The South Korean electronics giant Samsung has secured a major share in smartphone segment in Europe.
Almost half of the smartphones sold from the period of March to May 2013 in the European markets were made by Samsung, according to market research firm Kantar.
The European smartphone market was dominated by Google’s operating system Android.
During the period, smartphones based on Android accounted for more than 70 per cent of sales in the top five European markets during the period, compared to 61 per cent in the same period in 2012.

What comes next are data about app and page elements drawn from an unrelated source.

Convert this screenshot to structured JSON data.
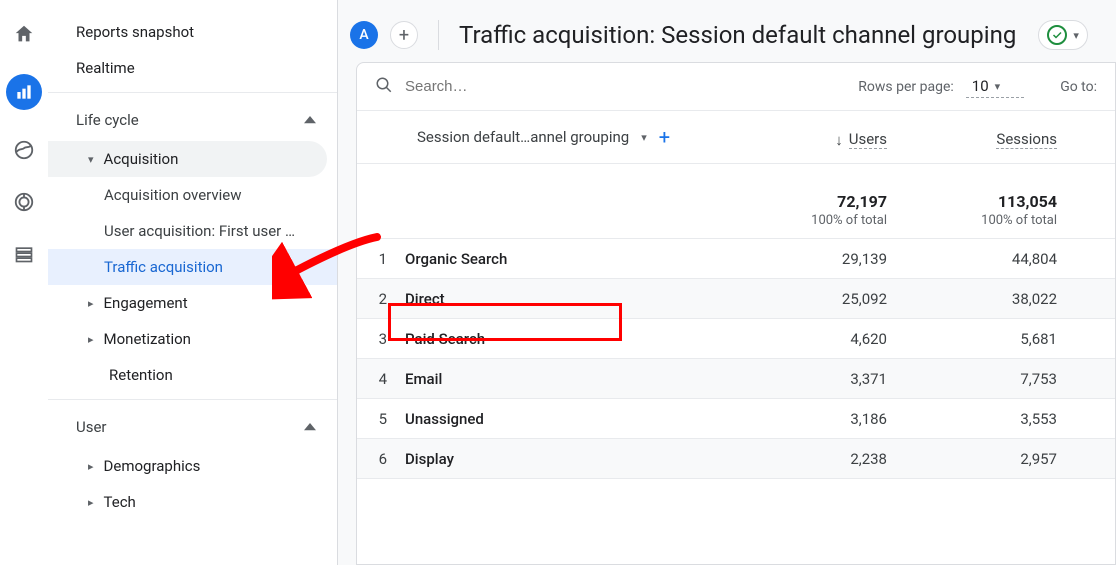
{
  "rail": {
    "home": "home",
    "reports": "reports",
    "explore": "explore",
    "ads": "ads",
    "library": "library"
  },
  "sidebar": {
    "top": [
      {
        "label": "Reports snapshot"
      },
      {
        "label": "Realtime"
      }
    ],
    "lifecycle_label": "Life cycle",
    "acquisition_label": "Acquisition",
    "acquisition_items": [
      "Acquisition overview",
      "User acquisition: First user …",
      "Traffic acquisition"
    ],
    "engagement_label": "Engagement",
    "monetization_label": "Monetization",
    "retention_label": "Retention",
    "user_label": "User",
    "demographics_label": "Demographics",
    "tech_label": "Tech"
  },
  "header": {
    "segment_letter": "A",
    "title": "Traffic acquisition: Session default channel grouping"
  },
  "controls": {
    "search_placeholder": "Search…",
    "rows_label": "Rows per page:",
    "rows_value": "10",
    "goto_label": "Go to:"
  },
  "table": {
    "dimension_label": "Session default…annel grouping",
    "metric1": "Users",
    "metric2": "Sessions",
    "total_users": "72,197",
    "total_users_sub": "100% of total",
    "total_sessions": "113,054",
    "total_sessions_sub": "100% of total",
    "rows": [
      {
        "idx": "1",
        "dim": "Organic Search",
        "users": "29,139",
        "sessions": "44,804"
      },
      {
        "idx": "2",
        "dim": "Direct",
        "users": "25,092",
        "sessions": "38,022"
      },
      {
        "idx": "3",
        "dim": "Paid Search",
        "users": "4,620",
        "sessions": "5,681"
      },
      {
        "idx": "4",
        "dim": "Email",
        "users": "3,371",
        "sessions": "7,753"
      },
      {
        "idx": "5",
        "dim": "Unassigned",
        "users": "3,186",
        "sessions": "3,553"
      },
      {
        "idx": "6",
        "dim": "Display",
        "users": "2,238",
        "sessions": "2,957"
      }
    ]
  }
}
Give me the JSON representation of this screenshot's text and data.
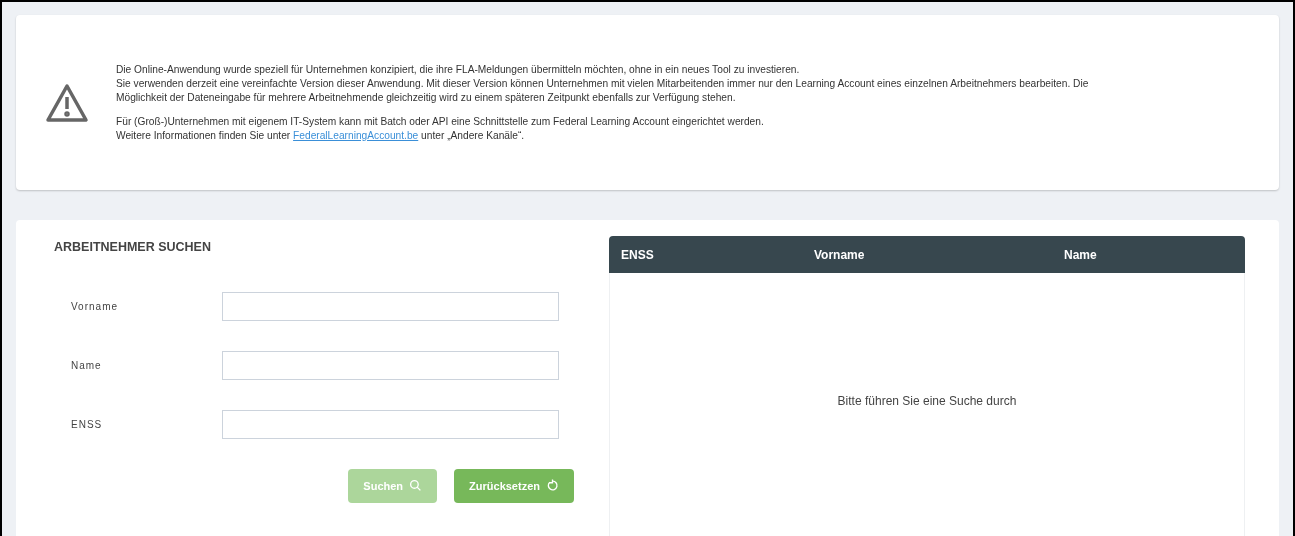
{
  "notice": {
    "lines": [
      "Die Online-Anwendung wurde speziell für Unternehmen konzipiert, die ihre FLA-Meldungen übermitteln möchten, ohne in ein neues Tool zu investieren.",
      "Sie verwenden derzeit eine vereinfachte Version dieser Anwendung. Mit dieser Version können Unternehmen mit vielen Mitarbeitenden immer nur den Learning Account eines einzelnen Arbeitnehmers bearbeiten. Die",
      "Möglichkeit der Dateneingabe für mehrere Arbeitnehmende gleichzeitig wird zu einem späteren Zeitpunkt ebenfalls zur Verfügung stehen."
    ],
    "line2": "Für (Groß-)Unternehmen mit eigenem IT-System kann mit Batch oder API eine Schnittstelle zum Federal Learning Account eingerichtet werden.",
    "info": {
      "prefix": "Weitere Informationen finden Sie unter",
      "link": "FederalLearningAccount.be",
      "suffix": "unter „Andere Kanäle“."
    }
  },
  "search": {
    "title": "ARBEITNEHMER SUCHEN",
    "fields": [
      {
        "label": "Vorname"
      },
      {
        "label": "Name"
      },
      {
        "label": "ENSS"
      }
    ],
    "buttons": [
      {
        "label": "Suchen",
        "kind": "search",
        "disabled": true
      },
      {
        "label": "Zurücksetzen",
        "kind": "reset",
        "disabled": false
      }
    ]
  },
  "results": {
    "columns": [
      "ENSS",
      "Vorname",
      "Name"
    ],
    "empty_message": "Bitte führen Sie eine Suche durch"
  }
}
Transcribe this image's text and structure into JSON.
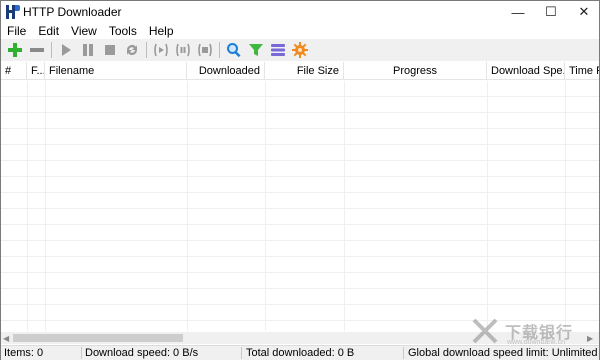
{
  "window": {
    "title": "HTTP Downloader",
    "controls": {
      "minimize": "—",
      "maximize": "☐",
      "close": "✕"
    }
  },
  "menu": [
    "File",
    "Edit",
    "View",
    "Tools",
    "Help"
  ],
  "toolbar": {
    "buttons": [
      {
        "name": "add-download",
        "icon": "plus-icon",
        "color": "#2fb12f"
      },
      {
        "name": "remove-download",
        "icon": "minus-icon",
        "color": "#8a8a8a"
      },
      {
        "name": "start",
        "icon": "play-icon",
        "color": "#9a9a9a"
      },
      {
        "name": "pause",
        "icon": "pause-icon",
        "color": "#9a9a9a"
      },
      {
        "name": "stop",
        "icon": "stop-icon",
        "color": "#9a9a9a"
      },
      {
        "name": "restart",
        "icon": "refresh-icon",
        "color": "#9a9a9a"
      },
      {
        "name": "start-all",
        "icon": "start-all-icon",
        "color": "#9a9a9a"
      },
      {
        "name": "pause-all",
        "icon": "pause-all-icon",
        "color": "#9a9a9a"
      },
      {
        "name": "stop-all",
        "icon": "stop-all-icon",
        "color": "#9a9a9a"
      },
      {
        "name": "search",
        "icon": "search-icon",
        "color": "#1e7fd8"
      },
      {
        "name": "filter",
        "icon": "filter-icon",
        "color": "#3fb83f"
      },
      {
        "name": "site-manager",
        "icon": "list-icon",
        "color": "#7868d8"
      },
      {
        "name": "options",
        "icon": "gear-icon",
        "color": "#f08a1e"
      }
    ]
  },
  "columns": [
    {
      "label": "#"
    },
    {
      "label": "F..."
    },
    {
      "label": "Filename"
    },
    {
      "label": "Downloaded"
    },
    {
      "label": "File Size"
    },
    {
      "label": "Progress"
    },
    {
      "label": "Download Spe..."
    },
    {
      "label": "Time Re..."
    }
  ],
  "status": {
    "items": "Items: 0",
    "download_speed": "Download speed: 0 B/s",
    "total_downloaded": "Total downloaded: 0 B",
    "speed_limit": "Global download speed limit: Unlimited"
  },
  "watermark": {
    "text": "下载银行",
    "url": "www.downbank.cn"
  }
}
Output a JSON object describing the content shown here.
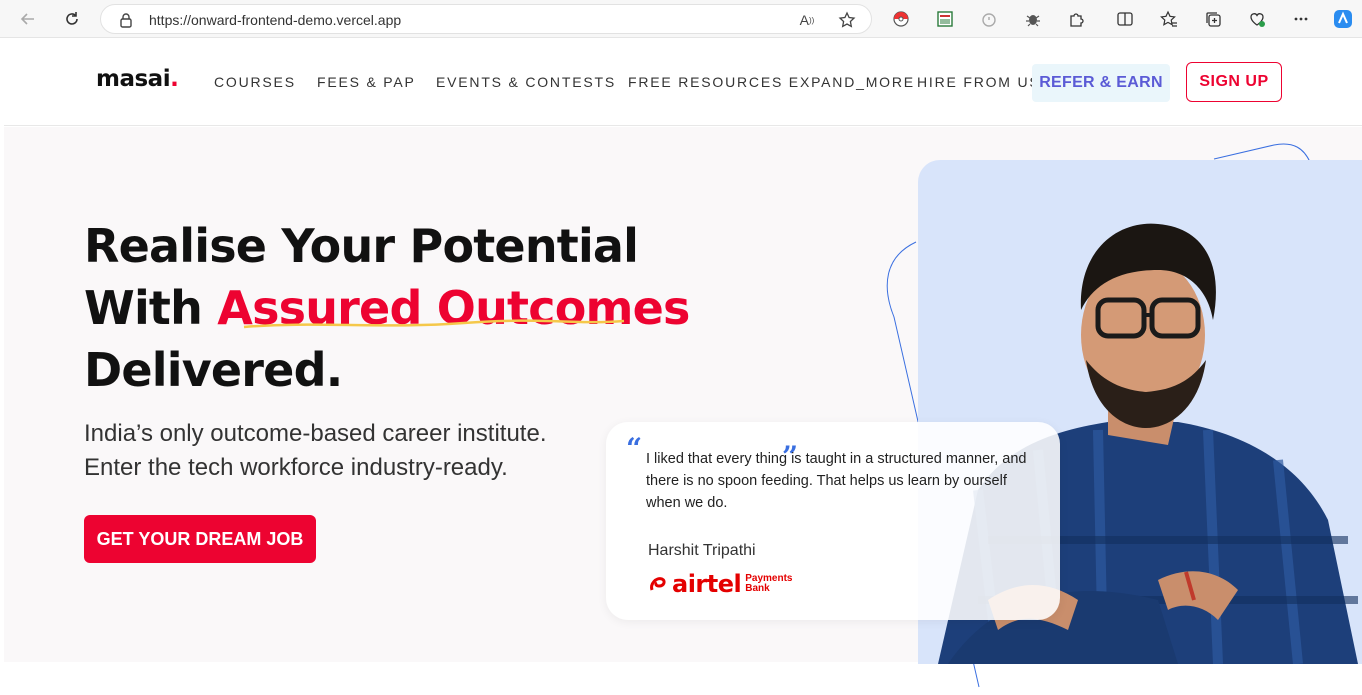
{
  "browser": {
    "url": "https://onward-frontend-demo.vercel.app",
    "icons": [
      "back-icon",
      "refresh-icon",
      "lock-icon",
      "read-aloud-icon",
      "favorite-star-icon",
      "pokeball-extension-icon",
      "sheet-extension-icon",
      "timer-extension-icon",
      "bug-extension-icon",
      "extensions-puzzle-icon",
      "split-screen-icon",
      "favorites-icon",
      "collections-icon",
      "performance-icon",
      "more-icon",
      "copilot-icon"
    ]
  },
  "header": {
    "logo": "masai",
    "logo_dot": ".",
    "nav": [
      "COURSES",
      "FEES & PAP",
      "EVENTS & CONTESTS",
      "FREE RESOURCES  EXPAND_MORE",
      "HIRE FROM US"
    ],
    "refer_label": "REFER & EARN",
    "signup_label": "SIGN UP"
  },
  "hero": {
    "line1": "Realise Your Potential",
    "line2_prefix": "With ",
    "line2_accent": "Assured Outcomes",
    "line3": "Delivered.",
    "sub1": "India’s only outcome-based career institute.",
    "sub2": "Enter the tech workforce industry-ready.",
    "cta": "GET YOUR DREAM JOB"
  },
  "testimonial": {
    "quote_open": "“",
    "quote_close": "”",
    "text": "I liked that every thing is taught in a structured manner, and there is no spoon feeding. That helps us learn by ourself when we do.",
    "author": "Harshit Tripathi",
    "company_word": "airtel",
    "company_sub1": "Payments",
    "company_sub2": "Bank"
  },
  "colors": {
    "brand_red": "#ed0331",
    "refer_bg": "#eaf6fb",
    "refer_text": "#5b5bd6",
    "photo_bg": "#d8e4fa",
    "quote_mark": "#3a6fe0"
  }
}
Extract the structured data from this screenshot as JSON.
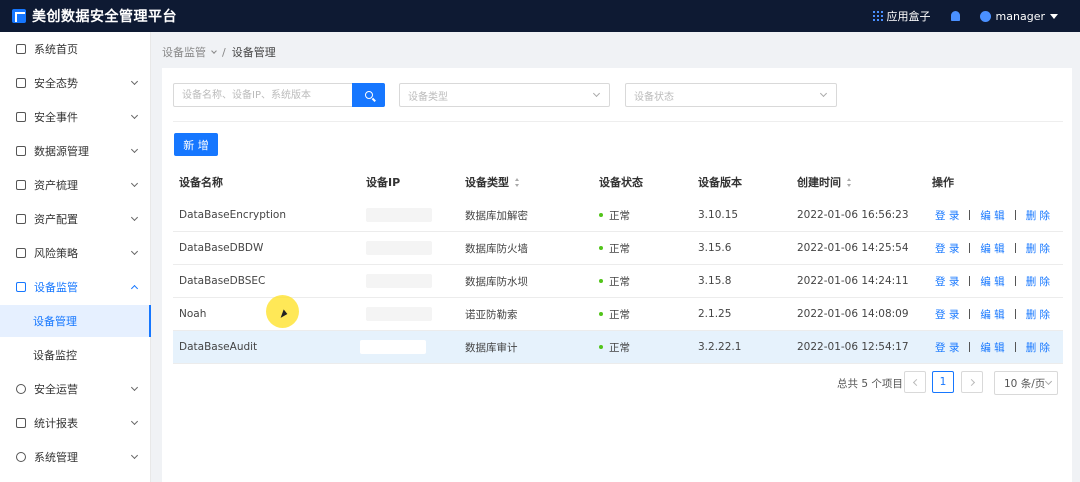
{
  "app": {
    "title": "美创数据安全管理平台"
  },
  "topbar": {
    "apps_label": "应用盒子",
    "user_name": "manager"
  },
  "sidebar": {
    "items": [
      {
        "label": "系统首页",
        "icon": "home-icon"
      },
      {
        "label": "安全态势",
        "icon": "chart-icon"
      },
      {
        "label": "安全事件",
        "icon": "alarm-icon"
      },
      {
        "label": "数据源管理",
        "icon": "database-icon"
      },
      {
        "label": "资产梳理",
        "icon": "asset-sort-icon"
      },
      {
        "label": "资产配置",
        "icon": "asset-config-icon"
      },
      {
        "label": "风险策略",
        "icon": "risk-icon"
      },
      {
        "label": "设备监管",
        "icon": "monitor-icon"
      },
      {
        "label": "安全运营",
        "icon": "shield-icon"
      },
      {
        "label": "统计报表",
        "icon": "report-icon"
      },
      {
        "label": "系统管理",
        "icon": "settings-icon"
      }
    ],
    "sub_items": [
      {
        "label": "设备管理"
      },
      {
        "label": "设备监控"
      }
    ]
  },
  "breadcrumb": {
    "parent": "设备监管",
    "current": "设备管理"
  },
  "filters": {
    "search_placeholder": "设备名称、设备IP、系统版本",
    "type_placeholder": "设备类型",
    "status_placeholder": "设备状态"
  },
  "toolbar": {
    "add_label": "新 增"
  },
  "table": {
    "columns": [
      "设备名称",
      "设备IP",
      "设备类型",
      "设备状态",
      "设备版本",
      "创建时间",
      "操作"
    ],
    "rows": [
      {
        "name": "DataBaseEncryption",
        "type": "数据库加解密",
        "status": "正常",
        "version": "3.10.15",
        "created": "2022-01-06 16:56:23"
      },
      {
        "name": "DataBaseDBDW",
        "type": "数据库防火墙",
        "status": "正常",
        "version": "3.15.6",
        "created": "2022-01-06 14:25:54"
      },
      {
        "name": "DataBaseDBSEC",
        "type": "数据库防水坝",
        "status": "正常",
        "version": "3.15.8",
        "created": "2022-01-06 14:24:11"
      },
      {
        "name": "Noah",
        "type": "诺亚防勒索",
        "status": "正常",
        "version": "2.1.25",
        "created": "2022-01-06 14:08:09"
      },
      {
        "name": "DataBaseAudit",
        "type": "数据库审计",
        "status": "正常",
        "version": "3.2.22.1",
        "created": "2022-01-06 12:54:17"
      }
    ],
    "actions": {
      "login": "登 录",
      "edit": "编 辑",
      "delete": "删 除"
    }
  },
  "pagination": {
    "total_text": "总共 5 个项目",
    "current_page": "1",
    "page_size": "10 条/页"
  },
  "colors": {
    "primary": "#1677ff",
    "topbar": "#0e1a33",
    "success": "#52c41a"
  }
}
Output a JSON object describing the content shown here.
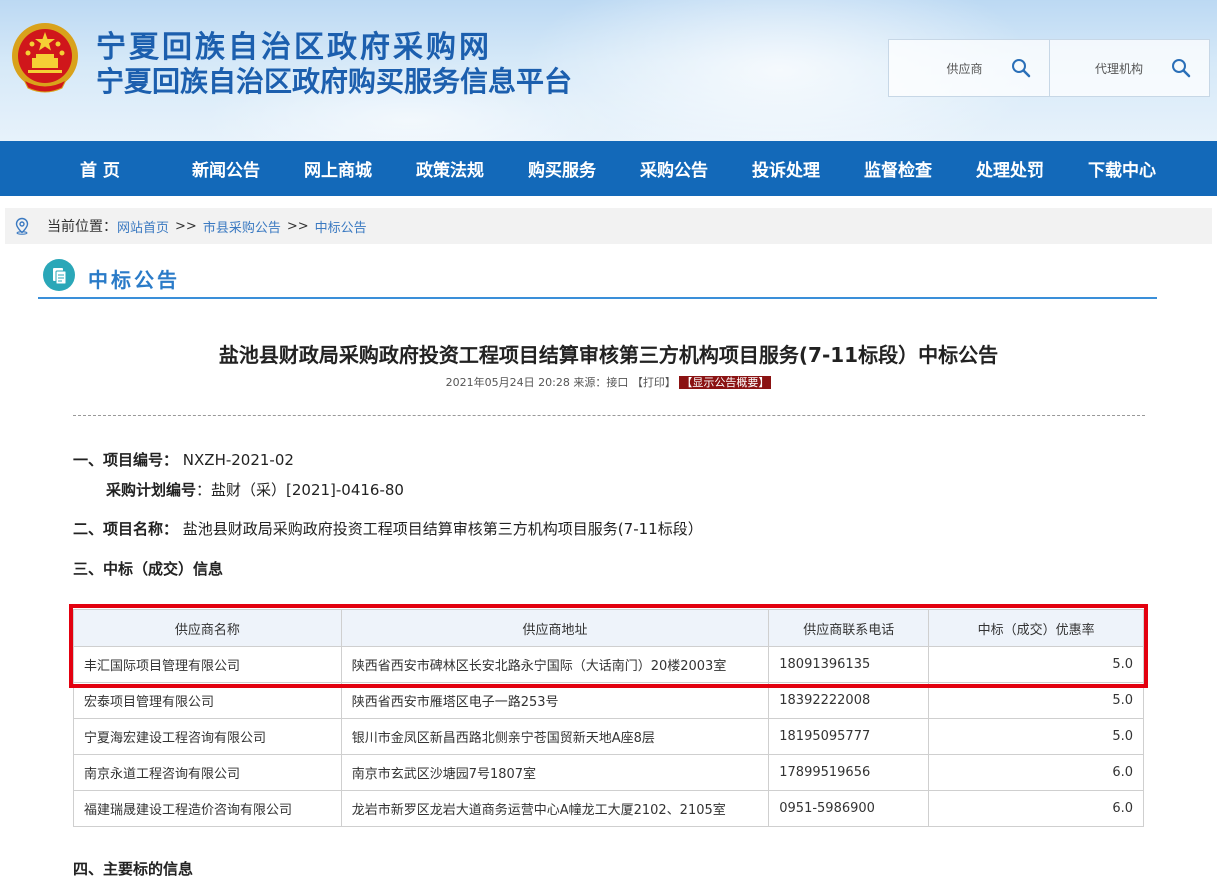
{
  "header": {
    "title": "宁夏回族自治区政府采购网",
    "subtitle": "宁夏回族自治区政府购买服务信息平台",
    "search": [
      {
        "label": "供应商"
      },
      {
        "label": "代理机构"
      }
    ]
  },
  "nav": [
    "首 页",
    "新闻公告",
    "网上商城",
    "政策法规",
    "购买服务",
    "采购公告",
    "投诉处理",
    "监督检查",
    "处理处罚",
    "下载中心"
  ],
  "breadcrumb": {
    "prefix": "当前位置：",
    "home": "网站首页",
    "sep1": ">>",
    "level1": "市县采购公告",
    "sep2": ">>",
    "level2": "中标公告"
  },
  "section_title": "中标公告",
  "doc": {
    "title": "盐池县财政局采购政府投资工程项目结算审核第三方机构项目服务(7-11标段）中标公告",
    "date": "2021年05月24日 20:28 来源：接口",
    "print": "【打印】",
    "summary": "【显示公告概要】"
  },
  "info": {
    "item1_label": "一、项目编号：",
    "item1_value": "NXZH-2021-02",
    "plan_label": "采购计划编号",
    "plan_value": "：盐财（采）[2021]-0416-80",
    "item2_label": "二、项目名称：",
    "item2_value": "盐池县财政局采购政府投资工程项目结算审核第三方机构项目服务(7-11标段）",
    "item3_label": "三、中标（成交）信息",
    "item4_label": "四、主要标的信息"
  },
  "table": {
    "headers": [
      "供应商名称",
      "供应商地址",
      "供应商联系电话",
      "中标（成交）优惠率"
    ],
    "rows": [
      [
        "丰汇国际项目管理有限公司",
        "陕西省西安市碑林区长安北路永宁国际（大话南门）20楼2003室",
        "18091396135",
        "5.0"
      ],
      [
        "宏泰项目管理有限公司",
        "陕西省西安市雁塔区电子一路253号",
        "18392222008",
        "5.0"
      ],
      [
        "宁夏海宏建设工程咨询有限公司",
        "银川市金凤区新昌西路北侧亲宁苍国贸新天地A座8层",
        "18195095777",
        "5.0"
      ],
      [
        "南京永道工程咨询有限公司",
        "南京市玄武区沙塘园7号1807室",
        "17899519656",
        "6.0"
      ],
      [
        "福建瑞晟建设工程造价咨询有限公司",
        "龙岩市新罗区龙岩大道商务运营中心A幢龙工大厦2102、2105室",
        "0951-5986900",
        "6.0"
      ]
    ]
  }
}
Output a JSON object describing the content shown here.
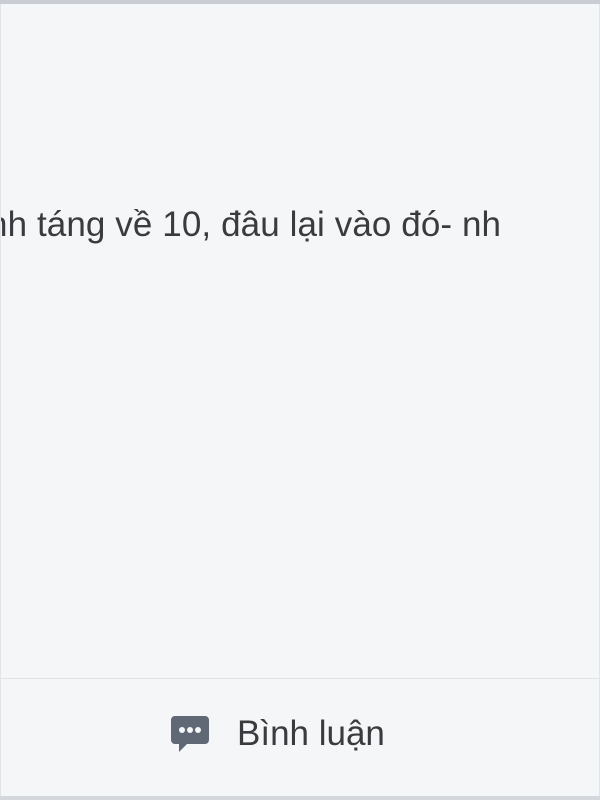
{
  "post": {
    "text": "nh táng về 10, đâu lại vào đó- nh"
  },
  "actions": {
    "comment_label": "Bình luận",
    "comment_icon": "comment-icon"
  },
  "colors": {
    "card_background": "#f5f6f8",
    "text": "#3a3b3e",
    "icon": "#5f6874"
  }
}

Paul Moore, global director at Kantar Worldpanel ComTech, told the Financial Times: “Across Europe, Android growth remains strong. However, in the US Apple’s expanded distribution agreement with T-Mobile is helping the iPhone keep Android growth at bay.
“T-Mobile is the smallest of the big four US carriers but it does have the capacity to give iOS a boost, particularly as 28 per cent of its customers plan to buy an iPhone when they next upgrade.”
Microsoft Windows-based smartphones accounted for almost 7 per cent of sales in the three months ended 31 May 2013, an increase of 4.3 per cent compared to the same period in 2012. Finnish handset maker Nokia has been using Windows on its smartphones.
Canadian handset maker BlackBerry has seen a 2.5 per cent decline in smartphone sales in the three months ended 31 May 2013, compared to a decline of 7 per cent in 2012.
The Japanese electronics giant Sony has been able to improve sales of its Xperia range of smartphones, which use Android operating system in the UK.
Moore added: “The flagship Xperia Z has driven Sony’s growth in Britain by successfully appealing to Samsung customers. Some 38 per cent of Xperia’s users are ex-Samsung owners, the majority of whom have upgraded from the Galaxy S2.”